I am writing this in the hope of support and help from fellow ESL teachers around the world. I am sorry if this becomes longer than I had hoped.

Recently I have been researching TEFL courses for a friend as she can’t afford the CELTA which I did. I realised how little realiable information there is. A lot of it is true but many seem to be written for the benefit for the company, rather than for the person reading it. Thus causing lots of contradictions from post to post and making it very confusing.
So I have started to try and help answer questions and give personal and impartial advice to those who ask for it. A Facebook group seemed a good idea and it was a popular idea. Thus I have just set one up.
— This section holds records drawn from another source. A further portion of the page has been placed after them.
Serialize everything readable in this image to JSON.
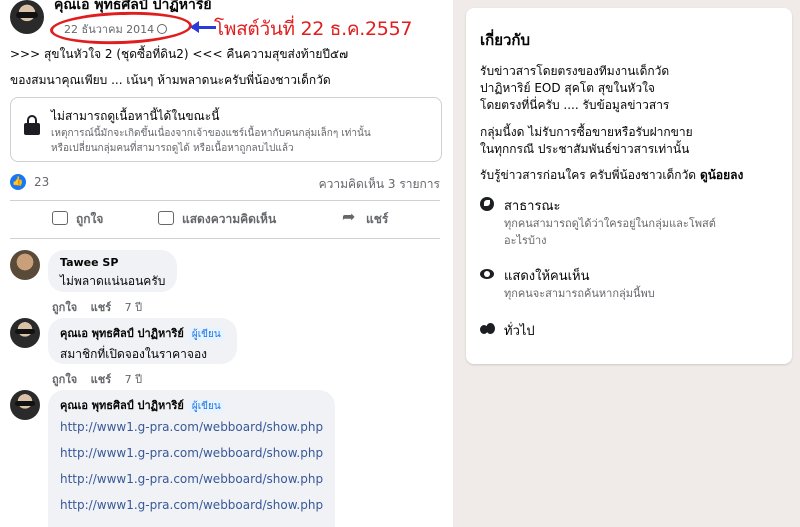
{
  "post": {
    "author": "คุณเอ พุทธศิลป์ ปาฏิหาริย์",
    "date": "22 ธันวาคม 2014",
    "annotation": "โพสต์วันที่ 22 ธ.ค.2557",
    "line1": ">>> สุขในหัวใจ 2 (ชุดซื้อที่ดิน2) <<< คืนความสุขส่งท้ายปี๕๗",
    "line2": "ของสมนาคุณเพียบ ... เน้นๆ ห้ามพลาดนะครับพี่น้องชาวเด็กวัด",
    "unavailable_title": "ไม่สามารถดูเนื้อหานี้ได้ในขณะนี้",
    "unavailable_desc_1": "เหตุการณ์นี้มักจะเกิดขึ้นเนื่องจากเจ้าของแชร์เนื้อหากับคนกลุ่มเล็กๆ เท่านั้น",
    "unavailable_desc_2": "หรือเปลี่ยนกลุ่มคนที่สามารถดูได้ หรือเนื้อหาถูกลบไปแล้ว",
    "like_count": "23",
    "comment_count": "ความคิดเห็น 3 รายการ",
    "actions": {
      "like": "ถูกใจ",
      "comment": "แสดงความคิดเห็น",
      "share": "แชร์"
    }
  },
  "comments": [
    {
      "name": "Tawee SP",
      "text": "ไม่พลาดแน่นอนครับ",
      "like": "ถูกใจ",
      "share": "แชร์",
      "age": "7 ปี"
    },
    {
      "name": "คุณเอ พุทธศิลป์ ปาฏิหาริย์",
      "badge": "ผู้เขียน",
      "text": "สมาชิกที่เปิดจองในราคาจอง",
      "like": "ถูกใจ",
      "share": "แชร์",
      "age": "7 ปี"
    },
    {
      "name": "คุณเอ พุทธศิลป์ ปาฏิหาริย์",
      "badge": "ผู้เขียน",
      "links": [
        "http://www1.g-pra.com/webboard/show.php",
        "http://www1.g-pra.com/webboard/show.php",
        "http://www1.g-pra.com/webboard/show.php",
        "http://www1.g-pra.com/webboard/show.php"
      ]
    }
  ],
  "about": {
    "title": "เกี่ยวกับ",
    "desc_1": "รับข่าวสารโดยตรงของทีมงานเด็กวัด",
    "desc_2": "ปาฏิหาริย์ EOD สุคโต สุขในหัวใจ",
    "desc_3": "โดยตรงที่นี่ครับ .... รับข้อมูลข่าวสาร",
    "desc_4": "กลุ่มนี้งด ไม่รับการซื้อขายหรือรับฝากขาย",
    "desc_5": "ในทุกกรณี ประชาสัมพันธ์ข่าวสารเท่านั้น",
    "desc_6": "รับรู้ข่าวสารก่อนใคร ครับพี่น้องชาวเด็กวัด",
    "desc_6_bold": "ดูน้อยลง",
    "public_label": "สาธารณะ",
    "public_desc_1": "ทุกคนสามารถดูได้ว่าใครอยู่ในกลุ่มและโพสต์",
    "public_desc_2": "อะไรบ้าง",
    "visible_label": "แสดงให้คนเห็น",
    "visible_desc": "ทุกคนจะสามารถค้นหากลุ่มนี้พบ",
    "general_label": "ทั่วไป"
  }
}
I hope that in the future this group can be a great place for those prospective teachers to ask questions and get advice. Plus also those already teaching abroad already can share their stories. More information about the group here.

At the moment it is a bit quiet as it is a new group. There are a few who have posted on there. I hope that other ESL teachers could also get involved by telling your stories and talking about your experiences (both positive or negative) or posting links to either your own blogs or blogs/websites you have seen and you think will be useful to those just starting out in the ESL world or looking for their first job.

Link to the Facebook group here

I am sure that not everyone will be interested but I would be really grateful if anyone could add something.

Thanks and Best Wishes

Carly